Most people spend their careers saving and accumulating funds so that one day they can retire. But when retirement finally arrives, a whole new process begins.
Economists call it, “the decumulation phase.”
This is the process of turning saved or invested assets into regular income.
Decumulation is an entirely different animal than accumulation. Paying regular bills by slowly liquidating investment shares can be an extremely complicated task to undertake.
- Which stock (or fund shares) should you sell first?
- Should you sell shares of a stock that is up or a stock that is down?
- Should you sell an average of all the stocks you own?
- Should you be selling shares of some other investment such as a bond fund?
I often think of the challenges of decumulation when I am at the grocery store and see very senior people doing their shopping.
(OK…if that makes me some kind of economics/financial nerd, so be it. There is a serious human side to this story.)
I think to myself,
“Does this person now have to go home, log in to his or her online brokerage account, and sell shares to pay for those groceries?”
I also often wonder,
“What if this person is alone and has lost his or her spouse?”
What if the spouse who is now gone was the one who “took care” of the money?
What’s left is someone at a very delicate and vulnerable senior age – who is likely intimidated or even downright afraid – forced by necessity to manage an extremely complicated and difficult task, just to pay for basic things like groceries.
There is a better way.
There are products designed to generate and distribute income more smoothly.
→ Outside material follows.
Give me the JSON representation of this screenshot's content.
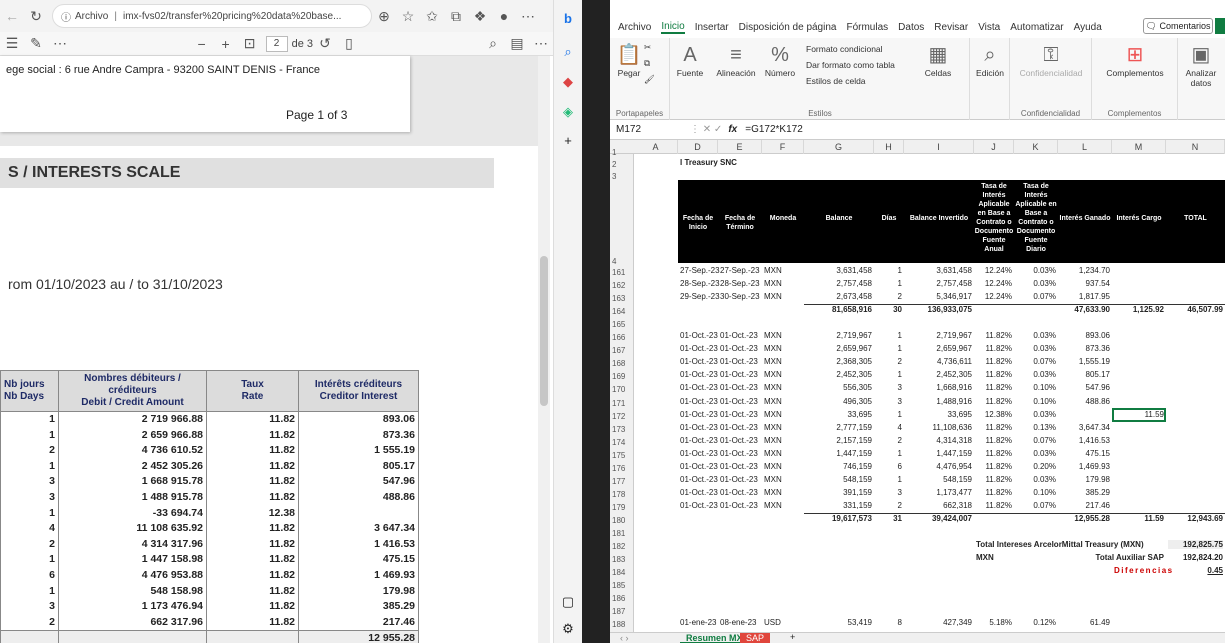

These products generally “pool” funds in order to distribute income steadily and predictably over time.
- Funds of this general type date back to the Roman Empire when individuals were paid an annual stipend called an “annua.”
- Roman soldiers received such stipends in exchange for military service.
- Participants would make a single payment to the fund and receive payments each year until they died.
- Other funds of this type – called tontines – were used during the middle ages by kings and lords to finance the cost of frequent military campaigns.
- The first annuity used in America was established in Pennsylvania as a retirement fund for pastors in 1759.
- Lotteries today use similar mechanisms to distribute prize money to winners. After an initial lump sum is contributed, funds are paid out evenly over a number of years.
Converting savings into income can be a very complicated process, but it doesn’t have to be.
After a certain age, for mercy’s sake, it really shouldn’t be.
Don’t leave your spouse trying to manage a “do-it-yourself” decumulation plan.
Learn how annuities can help convert savings into guaranteed, worry-free income and make the decumulation process a whole lot easier.
If you would like to contact me to discuss whether annuities may be suitable in your situation, I can be reached by email or through my Cincinnati, OH insurance agency, McCarthy Stevenot Agency, Inc., at 513-891-9888.